In Hawthorne’s classic American tale, “The Scarlet Letter,” Hester Prynne is forced to wear a scarlet “A” attached to the bodice of her dress — her punishment for an affair with the Rev. Arthur Dimmesdale. When I was 63, widowed and newly retired, I related to Hester’s plight. I had reconnected with an old boyfriend from the 1950s but our connection was flawed; not only was Herb married, but his wife had Alzheimer’s disease.
Like Hester, I felt burdened by the scarlet “A” I imagined pinned to my jersey as I walked the aisles of Stop & Shop or sat in church wondering what people might say. I wasn’t even sure of my own thoughts about this. My “A” also stood for Alzheimer’s.
Herb, his wife, Norma, and I had remained casual friends through the years. But 2002 was a crisis year for us. Norma was struggling with Alzheimer’s; my brother, who lived with me, was diagnosed with stage 4 lung cancer. I was his caregiver. Herb had made the devastating decision to have his wife of 40 years placed in an Alzheimer’s unit. My brother died.
There is much comfort in being with someone who is going through hell when you are, too. Herb and I shared many hours sitting with a cup of tea or glass of scotch. On the phone, we’d review the events, good and bad, that bound us during these dark times in our separate lives. From misery to comfort to finally being able to find laughter, from friendship to wanting more, our relationship deepened. Under normal circumstances this is when we would have shared our good news with family and friends. But we were conflicted. We felt guilty about what was happening, so we kept quiet and stayed apart examining options. Finally we sought professional advice.
Because he had been coming to terms with his wife’s Alzheimer’s diagnosis for a few years, Herb was seeing a psychologist and brought our story to him. I turned to my minister for her thoughts. Both agreed that what we were doing was good; our old lives were over, so we should start anew and make the most of whatever time we had. We set guidelines. He would continue to visit his wife daily. Her needs came first.

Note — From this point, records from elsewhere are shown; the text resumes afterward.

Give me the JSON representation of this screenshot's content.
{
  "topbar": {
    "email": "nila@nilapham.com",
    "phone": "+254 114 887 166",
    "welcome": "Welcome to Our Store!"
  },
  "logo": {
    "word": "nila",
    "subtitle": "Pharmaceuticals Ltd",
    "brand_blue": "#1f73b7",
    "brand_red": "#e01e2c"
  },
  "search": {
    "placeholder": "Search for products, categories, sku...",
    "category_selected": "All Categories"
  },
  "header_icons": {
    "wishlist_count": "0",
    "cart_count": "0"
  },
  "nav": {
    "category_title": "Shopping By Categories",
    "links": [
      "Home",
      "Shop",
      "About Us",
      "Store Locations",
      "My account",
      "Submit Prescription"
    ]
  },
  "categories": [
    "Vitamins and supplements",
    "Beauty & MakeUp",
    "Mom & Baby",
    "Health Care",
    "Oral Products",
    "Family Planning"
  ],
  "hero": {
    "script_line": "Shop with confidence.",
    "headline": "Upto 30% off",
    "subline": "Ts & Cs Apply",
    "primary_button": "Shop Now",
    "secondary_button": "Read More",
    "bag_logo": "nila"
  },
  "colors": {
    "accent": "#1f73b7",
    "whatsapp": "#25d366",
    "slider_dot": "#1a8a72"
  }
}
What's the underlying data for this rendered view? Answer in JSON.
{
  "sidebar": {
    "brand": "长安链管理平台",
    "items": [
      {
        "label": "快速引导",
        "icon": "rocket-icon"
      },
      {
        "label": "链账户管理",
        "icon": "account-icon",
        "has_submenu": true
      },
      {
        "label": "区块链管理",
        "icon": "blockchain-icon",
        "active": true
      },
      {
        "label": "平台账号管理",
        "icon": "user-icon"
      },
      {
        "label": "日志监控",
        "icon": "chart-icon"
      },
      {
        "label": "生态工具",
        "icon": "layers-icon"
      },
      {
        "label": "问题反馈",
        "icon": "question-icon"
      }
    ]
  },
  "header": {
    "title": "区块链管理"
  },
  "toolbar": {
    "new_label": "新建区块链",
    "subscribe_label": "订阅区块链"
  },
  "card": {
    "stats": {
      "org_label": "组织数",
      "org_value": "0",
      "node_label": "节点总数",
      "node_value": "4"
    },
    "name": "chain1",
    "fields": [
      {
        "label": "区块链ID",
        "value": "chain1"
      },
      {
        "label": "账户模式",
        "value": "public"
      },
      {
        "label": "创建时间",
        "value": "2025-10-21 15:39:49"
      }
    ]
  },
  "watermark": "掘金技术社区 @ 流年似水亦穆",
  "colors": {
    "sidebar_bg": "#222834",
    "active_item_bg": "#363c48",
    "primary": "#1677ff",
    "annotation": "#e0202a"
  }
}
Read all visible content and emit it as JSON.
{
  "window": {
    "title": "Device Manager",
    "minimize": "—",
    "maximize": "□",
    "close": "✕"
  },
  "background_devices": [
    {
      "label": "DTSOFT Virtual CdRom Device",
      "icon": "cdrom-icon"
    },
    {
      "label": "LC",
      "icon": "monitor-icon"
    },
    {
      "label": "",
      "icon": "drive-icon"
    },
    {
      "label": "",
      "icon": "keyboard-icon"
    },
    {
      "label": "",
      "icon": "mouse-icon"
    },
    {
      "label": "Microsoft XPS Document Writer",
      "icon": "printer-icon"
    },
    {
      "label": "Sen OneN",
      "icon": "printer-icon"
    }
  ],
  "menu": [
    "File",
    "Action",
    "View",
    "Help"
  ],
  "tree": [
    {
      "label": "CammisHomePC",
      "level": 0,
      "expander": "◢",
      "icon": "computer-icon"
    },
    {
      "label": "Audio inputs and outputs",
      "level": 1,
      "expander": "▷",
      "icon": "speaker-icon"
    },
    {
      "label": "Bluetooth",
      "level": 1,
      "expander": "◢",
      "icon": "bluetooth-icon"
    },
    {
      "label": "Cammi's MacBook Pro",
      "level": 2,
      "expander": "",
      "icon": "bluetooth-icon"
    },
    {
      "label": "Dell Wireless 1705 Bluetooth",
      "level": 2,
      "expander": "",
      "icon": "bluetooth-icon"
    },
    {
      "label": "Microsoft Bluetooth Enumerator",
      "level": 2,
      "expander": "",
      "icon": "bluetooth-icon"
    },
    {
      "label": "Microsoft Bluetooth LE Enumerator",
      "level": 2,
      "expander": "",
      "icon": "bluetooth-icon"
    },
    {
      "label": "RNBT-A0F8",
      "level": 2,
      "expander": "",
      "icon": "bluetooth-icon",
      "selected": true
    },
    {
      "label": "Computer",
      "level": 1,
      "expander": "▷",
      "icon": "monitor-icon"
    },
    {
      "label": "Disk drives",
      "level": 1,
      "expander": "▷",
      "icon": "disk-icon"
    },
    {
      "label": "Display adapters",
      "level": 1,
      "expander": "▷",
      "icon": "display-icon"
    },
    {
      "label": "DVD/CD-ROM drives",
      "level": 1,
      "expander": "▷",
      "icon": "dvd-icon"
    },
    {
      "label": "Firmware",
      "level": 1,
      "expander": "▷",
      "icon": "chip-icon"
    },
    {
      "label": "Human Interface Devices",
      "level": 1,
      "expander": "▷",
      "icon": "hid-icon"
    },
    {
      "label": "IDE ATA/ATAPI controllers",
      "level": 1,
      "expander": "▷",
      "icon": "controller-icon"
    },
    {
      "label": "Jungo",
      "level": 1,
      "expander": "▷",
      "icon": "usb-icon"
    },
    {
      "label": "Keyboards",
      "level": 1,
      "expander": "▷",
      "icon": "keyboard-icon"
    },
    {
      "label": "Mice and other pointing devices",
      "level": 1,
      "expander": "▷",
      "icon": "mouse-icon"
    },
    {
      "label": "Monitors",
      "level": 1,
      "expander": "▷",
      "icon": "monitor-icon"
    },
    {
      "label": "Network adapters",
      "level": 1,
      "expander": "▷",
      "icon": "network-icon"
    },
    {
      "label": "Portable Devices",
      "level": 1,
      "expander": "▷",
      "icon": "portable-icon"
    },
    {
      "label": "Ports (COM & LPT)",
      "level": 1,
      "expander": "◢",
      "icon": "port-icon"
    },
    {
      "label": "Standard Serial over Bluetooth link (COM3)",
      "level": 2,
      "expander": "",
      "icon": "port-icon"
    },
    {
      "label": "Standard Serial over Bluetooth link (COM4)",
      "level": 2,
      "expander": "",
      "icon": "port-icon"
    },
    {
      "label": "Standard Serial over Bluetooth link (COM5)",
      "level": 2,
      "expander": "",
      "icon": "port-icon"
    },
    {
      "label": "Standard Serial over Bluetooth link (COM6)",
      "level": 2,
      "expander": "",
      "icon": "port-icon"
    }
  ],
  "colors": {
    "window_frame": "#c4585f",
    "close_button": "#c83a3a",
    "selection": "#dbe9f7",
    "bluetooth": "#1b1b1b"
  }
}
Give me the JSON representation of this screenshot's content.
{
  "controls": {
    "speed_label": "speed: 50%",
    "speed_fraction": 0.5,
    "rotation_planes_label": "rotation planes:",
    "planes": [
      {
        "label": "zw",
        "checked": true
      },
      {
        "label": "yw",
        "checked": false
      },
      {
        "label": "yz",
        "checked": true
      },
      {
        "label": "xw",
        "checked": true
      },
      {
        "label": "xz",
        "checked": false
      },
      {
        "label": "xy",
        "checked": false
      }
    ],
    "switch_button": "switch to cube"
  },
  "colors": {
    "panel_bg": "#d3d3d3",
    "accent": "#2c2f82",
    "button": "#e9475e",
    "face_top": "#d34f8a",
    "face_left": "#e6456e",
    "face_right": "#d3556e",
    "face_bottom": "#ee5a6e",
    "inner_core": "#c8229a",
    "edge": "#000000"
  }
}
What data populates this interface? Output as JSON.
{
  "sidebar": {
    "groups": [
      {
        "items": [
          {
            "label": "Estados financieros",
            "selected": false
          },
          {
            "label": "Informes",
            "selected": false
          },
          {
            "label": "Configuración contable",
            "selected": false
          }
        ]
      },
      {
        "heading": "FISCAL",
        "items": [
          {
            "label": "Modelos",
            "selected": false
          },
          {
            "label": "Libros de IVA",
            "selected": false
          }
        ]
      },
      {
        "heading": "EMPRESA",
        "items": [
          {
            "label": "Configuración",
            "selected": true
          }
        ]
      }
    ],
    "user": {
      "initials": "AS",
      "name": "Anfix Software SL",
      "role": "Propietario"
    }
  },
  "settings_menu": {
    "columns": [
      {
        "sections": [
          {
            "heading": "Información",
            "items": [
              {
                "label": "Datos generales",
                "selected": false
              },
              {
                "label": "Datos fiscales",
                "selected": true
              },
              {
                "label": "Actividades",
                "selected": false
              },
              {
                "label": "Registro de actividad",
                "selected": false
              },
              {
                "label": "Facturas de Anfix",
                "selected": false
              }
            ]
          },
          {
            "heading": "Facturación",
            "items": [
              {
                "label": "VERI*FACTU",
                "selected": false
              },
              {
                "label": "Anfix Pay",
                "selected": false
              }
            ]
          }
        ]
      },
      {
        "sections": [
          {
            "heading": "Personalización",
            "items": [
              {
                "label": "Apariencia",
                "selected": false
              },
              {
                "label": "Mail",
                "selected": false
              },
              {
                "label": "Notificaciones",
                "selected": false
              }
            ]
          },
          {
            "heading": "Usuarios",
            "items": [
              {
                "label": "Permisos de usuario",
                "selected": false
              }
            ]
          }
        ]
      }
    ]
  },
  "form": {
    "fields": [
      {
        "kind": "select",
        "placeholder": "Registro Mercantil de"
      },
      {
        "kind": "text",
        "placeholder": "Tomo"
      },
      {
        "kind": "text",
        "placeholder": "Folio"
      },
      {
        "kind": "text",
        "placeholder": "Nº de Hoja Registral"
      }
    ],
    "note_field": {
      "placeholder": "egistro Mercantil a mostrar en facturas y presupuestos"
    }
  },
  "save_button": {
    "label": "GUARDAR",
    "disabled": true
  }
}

For us, there was some freedom from guilt. We acted more like enamored teenagers than seniors, enjoying long walks on the beach, football games, travel, visits with family and friends. He became an Episcopalian; I became a New York Giants groupie. The stove gathered dust while we dined out. During this time, I had a small business as a tour guide. At lunch on one of these tours, I sat with an older couple. They were friendly, happy to talk to me about their lives. The gentleman mentioned his wife was an Alzheimer’s patient at a local rest home. He had met his newfound lady friend there, where she was caring for her husband — also an Alzheimer’s patient.
I just stared at him, hardly believing what he had just said. Here they were, eating their egg salad sandwiches, one on rye, the other on toasted white bread — so normal, so everyday average. No big “A” on their shirts, only white labels with blue letters that began “Hello, my name is . . .” This was an epiphany for me. I pulled off my imaginary “A,” crumpled it into an imaginary ball and tossed it. I was going to be OK. Normal. Relieved to have talked with someone traveling the same path.
There are other couples on this path, juggling vows of loyalty with attempts to escape the loneliness that comes from having a spouse who is neither here nor there. Going through hell, we discover, is easier with a friend. Three years after Norma died, Herb and I were married. We had eight wonderful years together as husband and wife before he died in 2016. I am so glad we had the courage and support to go forward, hand in hand, into a new life.
Jackie Keech lives in Portland, Connecticut.